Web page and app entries
[Start of Attachment]

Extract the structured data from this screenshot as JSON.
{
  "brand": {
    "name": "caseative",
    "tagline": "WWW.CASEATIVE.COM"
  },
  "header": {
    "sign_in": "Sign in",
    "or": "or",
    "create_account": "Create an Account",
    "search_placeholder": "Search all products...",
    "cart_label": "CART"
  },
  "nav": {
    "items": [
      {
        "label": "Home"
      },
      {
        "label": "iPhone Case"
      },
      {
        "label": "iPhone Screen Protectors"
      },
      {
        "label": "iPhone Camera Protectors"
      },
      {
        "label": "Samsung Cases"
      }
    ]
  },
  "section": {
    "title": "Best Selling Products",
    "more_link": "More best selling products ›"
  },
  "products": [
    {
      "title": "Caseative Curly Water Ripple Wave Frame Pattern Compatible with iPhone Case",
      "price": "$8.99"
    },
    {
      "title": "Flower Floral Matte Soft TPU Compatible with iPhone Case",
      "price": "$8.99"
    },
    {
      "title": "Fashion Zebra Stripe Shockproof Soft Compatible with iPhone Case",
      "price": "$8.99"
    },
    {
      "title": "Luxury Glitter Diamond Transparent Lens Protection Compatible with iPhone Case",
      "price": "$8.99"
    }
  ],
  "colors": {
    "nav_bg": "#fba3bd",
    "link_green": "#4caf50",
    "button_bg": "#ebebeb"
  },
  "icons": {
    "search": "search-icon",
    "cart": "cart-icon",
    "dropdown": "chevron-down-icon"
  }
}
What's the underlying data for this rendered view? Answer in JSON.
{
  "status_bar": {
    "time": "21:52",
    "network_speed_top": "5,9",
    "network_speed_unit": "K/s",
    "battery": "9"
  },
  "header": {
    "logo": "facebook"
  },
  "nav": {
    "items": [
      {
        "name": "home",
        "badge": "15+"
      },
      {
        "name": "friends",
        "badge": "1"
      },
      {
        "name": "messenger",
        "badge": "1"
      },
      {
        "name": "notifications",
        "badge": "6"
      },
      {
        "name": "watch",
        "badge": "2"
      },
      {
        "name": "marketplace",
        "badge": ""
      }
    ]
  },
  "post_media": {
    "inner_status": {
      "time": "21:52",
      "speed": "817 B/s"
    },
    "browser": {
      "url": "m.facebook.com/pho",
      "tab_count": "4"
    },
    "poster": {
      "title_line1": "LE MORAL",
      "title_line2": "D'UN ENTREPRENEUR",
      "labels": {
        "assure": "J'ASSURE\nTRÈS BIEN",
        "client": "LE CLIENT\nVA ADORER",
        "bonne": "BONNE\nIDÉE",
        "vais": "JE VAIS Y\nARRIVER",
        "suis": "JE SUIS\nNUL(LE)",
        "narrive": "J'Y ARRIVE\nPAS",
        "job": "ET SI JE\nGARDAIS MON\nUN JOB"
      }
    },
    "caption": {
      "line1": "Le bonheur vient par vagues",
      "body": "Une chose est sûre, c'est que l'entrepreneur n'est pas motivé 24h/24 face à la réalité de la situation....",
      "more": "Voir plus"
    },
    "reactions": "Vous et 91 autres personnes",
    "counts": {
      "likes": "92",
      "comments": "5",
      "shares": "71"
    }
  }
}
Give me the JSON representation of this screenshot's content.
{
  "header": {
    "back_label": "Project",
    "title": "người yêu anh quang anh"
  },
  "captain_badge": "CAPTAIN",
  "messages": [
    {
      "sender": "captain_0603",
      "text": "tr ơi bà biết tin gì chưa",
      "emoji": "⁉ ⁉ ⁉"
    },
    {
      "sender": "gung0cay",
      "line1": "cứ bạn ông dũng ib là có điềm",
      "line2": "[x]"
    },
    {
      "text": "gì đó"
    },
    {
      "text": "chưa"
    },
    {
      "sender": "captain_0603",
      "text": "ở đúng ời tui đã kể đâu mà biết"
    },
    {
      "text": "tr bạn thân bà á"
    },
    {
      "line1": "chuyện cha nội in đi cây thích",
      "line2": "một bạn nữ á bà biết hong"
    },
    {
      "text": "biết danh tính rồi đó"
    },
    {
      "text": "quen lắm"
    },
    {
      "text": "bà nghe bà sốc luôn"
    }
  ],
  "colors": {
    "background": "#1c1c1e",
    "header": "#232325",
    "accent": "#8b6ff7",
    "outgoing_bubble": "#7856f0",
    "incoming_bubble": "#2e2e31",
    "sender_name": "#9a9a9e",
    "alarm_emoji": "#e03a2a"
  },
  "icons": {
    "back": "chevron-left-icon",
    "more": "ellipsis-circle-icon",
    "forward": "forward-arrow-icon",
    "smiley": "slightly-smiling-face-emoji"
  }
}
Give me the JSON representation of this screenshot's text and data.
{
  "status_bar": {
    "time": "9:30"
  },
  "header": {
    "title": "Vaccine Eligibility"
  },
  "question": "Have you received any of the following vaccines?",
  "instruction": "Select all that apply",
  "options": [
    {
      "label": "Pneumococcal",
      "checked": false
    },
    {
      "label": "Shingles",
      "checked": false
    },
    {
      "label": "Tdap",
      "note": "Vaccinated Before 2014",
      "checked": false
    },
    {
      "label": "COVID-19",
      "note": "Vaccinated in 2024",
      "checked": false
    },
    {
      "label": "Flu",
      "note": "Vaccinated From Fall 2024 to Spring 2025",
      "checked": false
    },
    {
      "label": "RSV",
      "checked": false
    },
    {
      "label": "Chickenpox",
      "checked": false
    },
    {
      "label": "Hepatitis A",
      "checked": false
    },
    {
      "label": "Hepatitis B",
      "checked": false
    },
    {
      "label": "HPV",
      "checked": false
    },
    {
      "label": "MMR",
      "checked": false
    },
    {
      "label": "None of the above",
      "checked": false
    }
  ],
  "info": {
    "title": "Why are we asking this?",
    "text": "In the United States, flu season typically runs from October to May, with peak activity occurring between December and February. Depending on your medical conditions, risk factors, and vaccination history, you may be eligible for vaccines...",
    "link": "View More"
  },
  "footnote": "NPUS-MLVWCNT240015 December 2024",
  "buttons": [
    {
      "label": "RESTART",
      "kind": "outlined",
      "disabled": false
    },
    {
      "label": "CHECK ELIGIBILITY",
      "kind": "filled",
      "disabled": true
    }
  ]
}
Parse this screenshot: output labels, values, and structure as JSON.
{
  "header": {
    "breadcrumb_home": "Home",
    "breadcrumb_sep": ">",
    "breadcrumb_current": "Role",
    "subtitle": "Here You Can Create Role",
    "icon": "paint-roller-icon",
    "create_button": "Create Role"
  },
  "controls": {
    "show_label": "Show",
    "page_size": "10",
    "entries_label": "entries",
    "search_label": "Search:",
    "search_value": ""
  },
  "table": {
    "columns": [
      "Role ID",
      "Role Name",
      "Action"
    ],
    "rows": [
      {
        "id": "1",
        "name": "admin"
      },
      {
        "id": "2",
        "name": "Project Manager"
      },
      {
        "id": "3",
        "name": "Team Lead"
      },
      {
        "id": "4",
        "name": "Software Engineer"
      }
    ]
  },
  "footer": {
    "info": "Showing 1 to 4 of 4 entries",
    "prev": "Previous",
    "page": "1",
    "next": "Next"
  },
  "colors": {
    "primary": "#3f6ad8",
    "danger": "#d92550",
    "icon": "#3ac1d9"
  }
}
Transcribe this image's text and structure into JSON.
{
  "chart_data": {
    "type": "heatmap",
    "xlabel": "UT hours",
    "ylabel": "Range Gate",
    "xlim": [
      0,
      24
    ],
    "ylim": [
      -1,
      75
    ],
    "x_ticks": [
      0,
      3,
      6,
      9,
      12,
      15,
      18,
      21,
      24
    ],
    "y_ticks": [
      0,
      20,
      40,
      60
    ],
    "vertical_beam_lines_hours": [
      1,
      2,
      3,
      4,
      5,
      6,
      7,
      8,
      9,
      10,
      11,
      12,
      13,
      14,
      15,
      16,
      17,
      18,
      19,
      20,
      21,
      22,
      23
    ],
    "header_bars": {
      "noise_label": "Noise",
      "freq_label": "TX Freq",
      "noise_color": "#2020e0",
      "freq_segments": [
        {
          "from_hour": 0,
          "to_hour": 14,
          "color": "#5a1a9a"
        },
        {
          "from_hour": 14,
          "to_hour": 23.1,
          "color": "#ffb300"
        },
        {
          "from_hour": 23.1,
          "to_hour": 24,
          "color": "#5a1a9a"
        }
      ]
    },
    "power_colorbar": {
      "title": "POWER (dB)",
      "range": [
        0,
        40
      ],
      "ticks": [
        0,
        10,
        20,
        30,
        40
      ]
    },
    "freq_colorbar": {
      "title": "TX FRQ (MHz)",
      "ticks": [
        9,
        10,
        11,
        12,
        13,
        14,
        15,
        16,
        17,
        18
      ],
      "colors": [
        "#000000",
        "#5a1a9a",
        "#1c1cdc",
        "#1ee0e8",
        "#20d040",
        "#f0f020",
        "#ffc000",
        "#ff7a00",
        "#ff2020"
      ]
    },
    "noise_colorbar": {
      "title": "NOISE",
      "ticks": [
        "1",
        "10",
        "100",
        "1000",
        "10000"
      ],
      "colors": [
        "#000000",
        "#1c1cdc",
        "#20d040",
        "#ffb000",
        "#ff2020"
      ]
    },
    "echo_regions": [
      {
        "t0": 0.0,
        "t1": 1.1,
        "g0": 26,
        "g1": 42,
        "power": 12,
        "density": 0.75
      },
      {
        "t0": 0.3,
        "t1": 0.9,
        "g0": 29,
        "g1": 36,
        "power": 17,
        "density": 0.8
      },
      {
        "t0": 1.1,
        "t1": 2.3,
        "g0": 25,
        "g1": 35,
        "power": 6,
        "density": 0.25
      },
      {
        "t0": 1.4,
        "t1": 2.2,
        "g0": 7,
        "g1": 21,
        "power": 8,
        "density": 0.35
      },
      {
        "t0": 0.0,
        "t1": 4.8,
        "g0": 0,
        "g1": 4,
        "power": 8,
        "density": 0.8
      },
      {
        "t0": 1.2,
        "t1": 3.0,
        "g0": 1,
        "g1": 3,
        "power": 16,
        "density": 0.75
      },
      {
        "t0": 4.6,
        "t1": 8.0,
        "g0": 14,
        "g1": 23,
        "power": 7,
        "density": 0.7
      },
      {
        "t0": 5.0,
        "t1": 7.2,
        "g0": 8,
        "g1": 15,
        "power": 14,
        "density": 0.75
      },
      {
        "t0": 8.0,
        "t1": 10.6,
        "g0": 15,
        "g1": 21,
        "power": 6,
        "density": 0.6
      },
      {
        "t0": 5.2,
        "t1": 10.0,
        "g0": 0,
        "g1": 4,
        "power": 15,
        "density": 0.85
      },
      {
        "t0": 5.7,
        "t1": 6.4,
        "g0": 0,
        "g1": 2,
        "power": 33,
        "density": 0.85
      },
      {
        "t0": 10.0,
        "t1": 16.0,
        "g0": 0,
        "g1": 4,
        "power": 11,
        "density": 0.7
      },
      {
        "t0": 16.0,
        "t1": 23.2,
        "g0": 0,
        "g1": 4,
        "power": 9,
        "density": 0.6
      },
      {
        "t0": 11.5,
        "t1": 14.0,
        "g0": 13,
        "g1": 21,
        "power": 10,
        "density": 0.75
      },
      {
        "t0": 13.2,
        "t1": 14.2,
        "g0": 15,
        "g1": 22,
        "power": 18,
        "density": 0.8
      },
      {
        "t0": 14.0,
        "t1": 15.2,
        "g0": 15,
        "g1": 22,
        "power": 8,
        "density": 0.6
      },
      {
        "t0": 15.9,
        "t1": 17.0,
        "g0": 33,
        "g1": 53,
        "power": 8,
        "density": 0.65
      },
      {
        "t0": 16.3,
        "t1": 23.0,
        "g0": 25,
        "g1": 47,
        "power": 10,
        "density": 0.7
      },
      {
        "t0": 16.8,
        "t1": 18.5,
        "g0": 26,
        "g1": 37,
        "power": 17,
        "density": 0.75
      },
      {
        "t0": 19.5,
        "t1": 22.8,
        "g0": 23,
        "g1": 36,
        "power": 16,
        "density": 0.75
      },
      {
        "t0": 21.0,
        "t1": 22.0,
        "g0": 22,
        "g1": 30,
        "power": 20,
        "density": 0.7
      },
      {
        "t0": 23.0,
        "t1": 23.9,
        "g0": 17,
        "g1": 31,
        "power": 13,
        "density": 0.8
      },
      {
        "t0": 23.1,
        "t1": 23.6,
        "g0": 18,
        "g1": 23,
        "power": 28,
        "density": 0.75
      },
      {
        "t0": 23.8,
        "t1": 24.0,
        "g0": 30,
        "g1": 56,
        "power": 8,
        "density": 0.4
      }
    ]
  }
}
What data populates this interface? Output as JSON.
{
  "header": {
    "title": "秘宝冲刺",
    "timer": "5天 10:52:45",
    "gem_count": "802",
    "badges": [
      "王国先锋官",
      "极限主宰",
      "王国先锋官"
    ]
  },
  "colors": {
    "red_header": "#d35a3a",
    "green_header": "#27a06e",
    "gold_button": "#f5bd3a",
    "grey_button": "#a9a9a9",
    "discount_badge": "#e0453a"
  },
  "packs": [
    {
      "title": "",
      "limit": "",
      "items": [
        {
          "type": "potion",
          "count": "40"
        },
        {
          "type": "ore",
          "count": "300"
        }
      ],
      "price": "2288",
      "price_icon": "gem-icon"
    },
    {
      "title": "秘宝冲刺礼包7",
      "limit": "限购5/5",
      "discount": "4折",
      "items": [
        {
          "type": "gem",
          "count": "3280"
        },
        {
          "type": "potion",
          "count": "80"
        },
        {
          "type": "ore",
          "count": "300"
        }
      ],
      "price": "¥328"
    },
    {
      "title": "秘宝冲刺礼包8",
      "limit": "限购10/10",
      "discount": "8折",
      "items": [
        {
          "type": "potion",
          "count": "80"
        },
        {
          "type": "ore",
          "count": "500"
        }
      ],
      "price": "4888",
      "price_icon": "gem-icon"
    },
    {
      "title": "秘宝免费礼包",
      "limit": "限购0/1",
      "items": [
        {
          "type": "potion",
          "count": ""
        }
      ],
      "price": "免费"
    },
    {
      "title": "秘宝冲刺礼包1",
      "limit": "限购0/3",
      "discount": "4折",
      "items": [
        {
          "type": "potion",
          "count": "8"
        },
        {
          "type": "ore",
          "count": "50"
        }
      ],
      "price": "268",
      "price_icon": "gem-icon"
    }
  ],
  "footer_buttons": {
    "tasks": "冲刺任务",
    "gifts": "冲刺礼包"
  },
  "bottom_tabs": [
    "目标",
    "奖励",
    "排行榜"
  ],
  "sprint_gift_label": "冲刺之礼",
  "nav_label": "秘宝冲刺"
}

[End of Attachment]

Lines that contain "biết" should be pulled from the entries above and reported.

Response to the task.
      "text": "tr ơi bà biết tin gì chưa",
      "text": "ở đúng ời tui đã kể đâu mà biết"
      "line2": "một bạn nữ á bà biết hong"
      "text": "biết danh tính rồi đó"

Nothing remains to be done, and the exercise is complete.